▽

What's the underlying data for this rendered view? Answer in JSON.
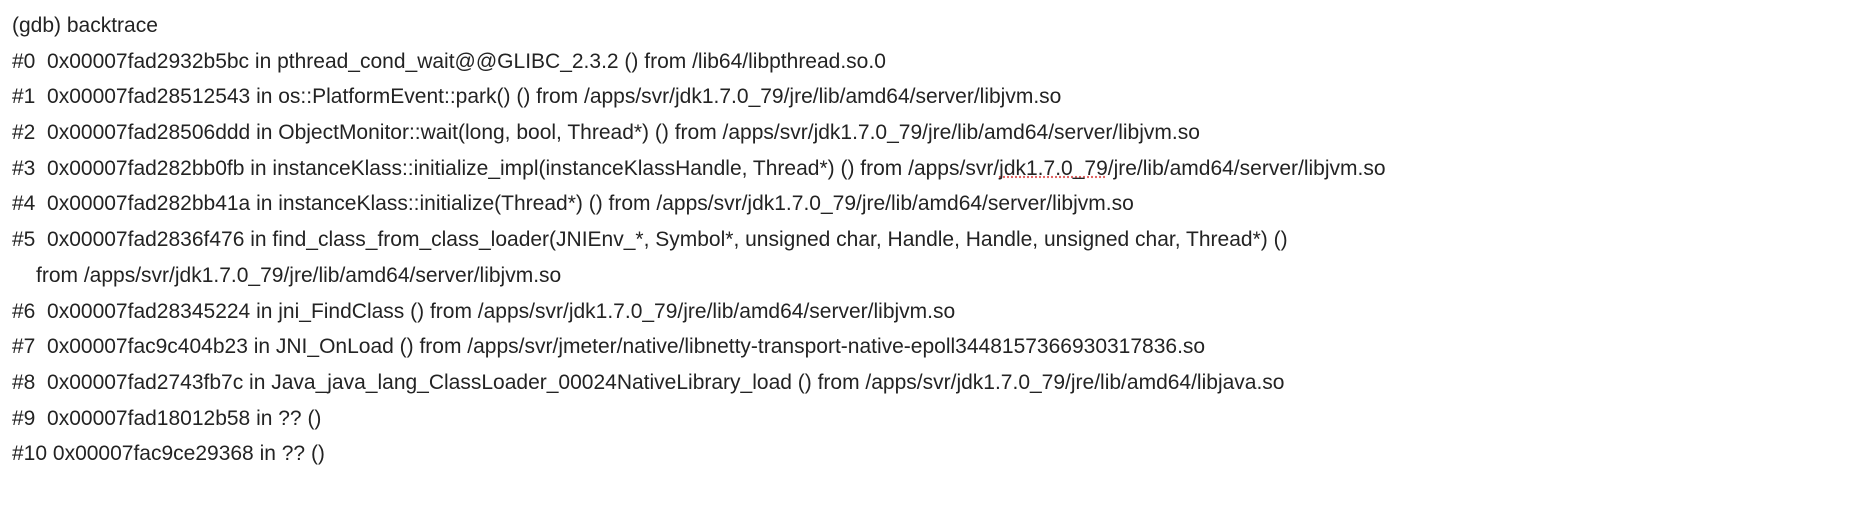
{
  "prompt": "(gdb) backtrace",
  "frames": [
    {
      "idx": "#0",
      "addr": "0x00007fad2932b5bc",
      "mid": " in pthread_cond_wait@@GLIBC_2.3.2 () from /lib64/libpthread.so.0"
    },
    {
      "idx": "#1",
      "addr": "0x00007fad28512543",
      "mid": " in os::PlatformEvent::park() () from /apps/svr/jdk1.7.0_79/jre/lib/amd64/server/libjvm.so"
    },
    {
      "idx": "#2",
      "addr": "0x00007fad28506ddd",
      "mid": " in ObjectMonitor::wait(long, bool, Thread*) () from /apps/svr/jdk1.7.0_79/jre/lib/amd64/server/libjvm.so"
    },
    {
      "idx": "#3",
      "addr": "0x00007fad282bb0fb",
      "mid_a": " in instanceKlass::initialize_impl(instanceKlassHandle, Thread*) () from /apps/svr/",
      "mid_sq": "jdk1.7.0_79",
      "mid_b": "/jre/lib/amd64/server/libjvm.so"
    },
    {
      "idx": "#4",
      "addr": "0x00007fad282bb41a",
      "mid": " in instanceKlass::initialize(Thread*) () from /apps/svr/jdk1.7.0_79/jre/lib/amd64/server/libjvm.so"
    },
    {
      "idx": "#5",
      "addr": "0x00007fad2836f476",
      "mid": " in find_class_from_class_loader(JNIEnv_*, Symbol*, unsigned char, Handle, Handle, unsigned char, Thread*) ()",
      "cont": "from /apps/svr/jdk1.7.0_79/jre/lib/amd64/server/libjvm.so"
    },
    {
      "idx": "#6",
      "addr": "0x00007fad28345224",
      "mid": " in jni_FindClass () from /apps/svr/jdk1.7.0_79/jre/lib/amd64/server/libjvm.so"
    },
    {
      "idx": "#7",
      "addr": "0x00007fac9c404b23",
      "mid": " in JNI_OnLoad () from /apps/svr/jmeter/native/libnetty-transport-native-epoll3448157366930317836.so"
    },
    {
      "idx": "#8",
      "addr": "0x00007fad2743fb7c",
      "mid": " in Java_java_lang_ClassLoader_00024NativeLibrary_load () from /apps/svr/jdk1.7.0_79/jre/lib/amd64/libjava.so"
    },
    {
      "idx": "#9",
      "addr": "0x00007fad18012b58",
      "mid": " in ?? ()"
    },
    {
      "idx": "#10",
      "addr": "0x00007fac9ce29368",
      "mid": " in ?? ()"
    }
  ]
}
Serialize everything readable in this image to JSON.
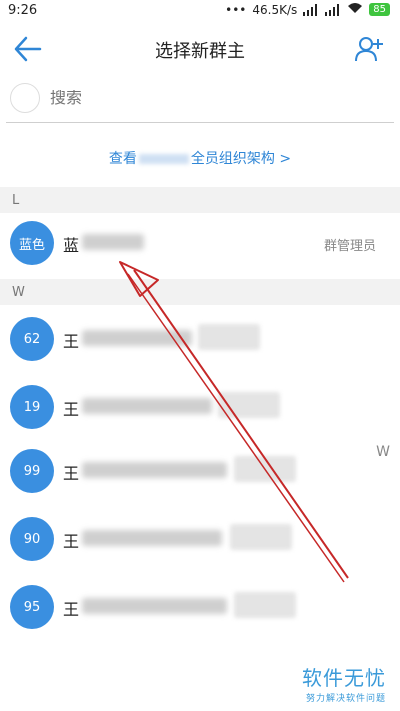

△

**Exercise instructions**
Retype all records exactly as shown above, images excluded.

**Exercise solution**
What's the underlying data for this rendered view? Answer in JSON.
{
  "prompt": "(gdb) backtrace",
  "frames": [
    {
      "idx": "#0",
      "addr": "0x00007fad2932b5bc",
      "mid": " in pthread_cond_wait@@GLIBC_2.3.2 () from /lib64/libpthread.so.0"
    },
    {
      "idx": "#1",
      "addr": "0x00007fad28512543",
      "mid": " in os::PlatformEvent::park() () from /apps/svr/jdk1.7.0_79/jre/lib/amd64/server/libjvm.so"
    },
    {
      "idx": "#2",
      "addr": "0x00007fad28506ddd",
      "mid": " in ObjectMonitor::wait(long, bool, Thread*) () from /apps/svr/jdk1.7.0_79/jre/lib/amd64/server/libjvm.so"
    },
    {
      "idx": "#3",
      "addr": "0x00007fad282bb0fb",
      "mid_a": " in instanceKlass::initialize_impl(instanceKlassHandle, Thread*) () from /apps/svr/",
      "mid_sq": "jdk1.7.0_79",
      "mid_b": "/jre/lib/amd64/server/libjvm.so"
    },
    {
      "idx": "#4",
      "addr": "0x00007fad282bb41a",
      "mid": " in instanceKlass::initialize(Thread*) () from /apps/svr/jdk1.7.0_79/jre/lib/amd64/server/libjvm.so"
    },
    {
      "idx": "#5",
      "addr": "0x00007fad2836f476",
      "mid": " in find_class_from_class_loader(JNIEnv_*, Symbol*, unsigned char, Handle, Handle, unsigned char, Thread*) ()",
      "cont": "from /apps/svr/jdk1.7.0_79/jre/lib/amd64/server/libjvm.so"
    },
    {
      "idx": "#6",
      "addr": "0x00007fad28345224",
      "mid": " in jni_FindClass () from /apps/svr/jdk1.7.0_79/jre/lib/amd64/server/libjvm.so"
    },
    {
      "idx": "#7",
      "addr": "0x00007fac9c404b23",
      "mid": " in JNI_OnLoad () from /apps/svr/jmeter/native/libnetty-transport-native-epoll3448157366930317836.so"
    },
    {
      "idx": "#8",
      "addr": "0x00007fad2743fb7c",
      "mid": " in Java_java_lang_ClassLoader_00024NativeLibrary_load () from /apps/svr/jdk1.7.0_79/jre/lib/amd64/libjava.so"
    },
    {
      "idx": "#9",
      "addr": "0x00007fad18012b58",
      "mid": " in ?? ()"
    },
    {
      "idx": "#10",
      "addr": "0x00007fac9ce29368",
      "mid": " in ?? ()"
    }
  ]
}
Serialize everything readable in this image to JSON.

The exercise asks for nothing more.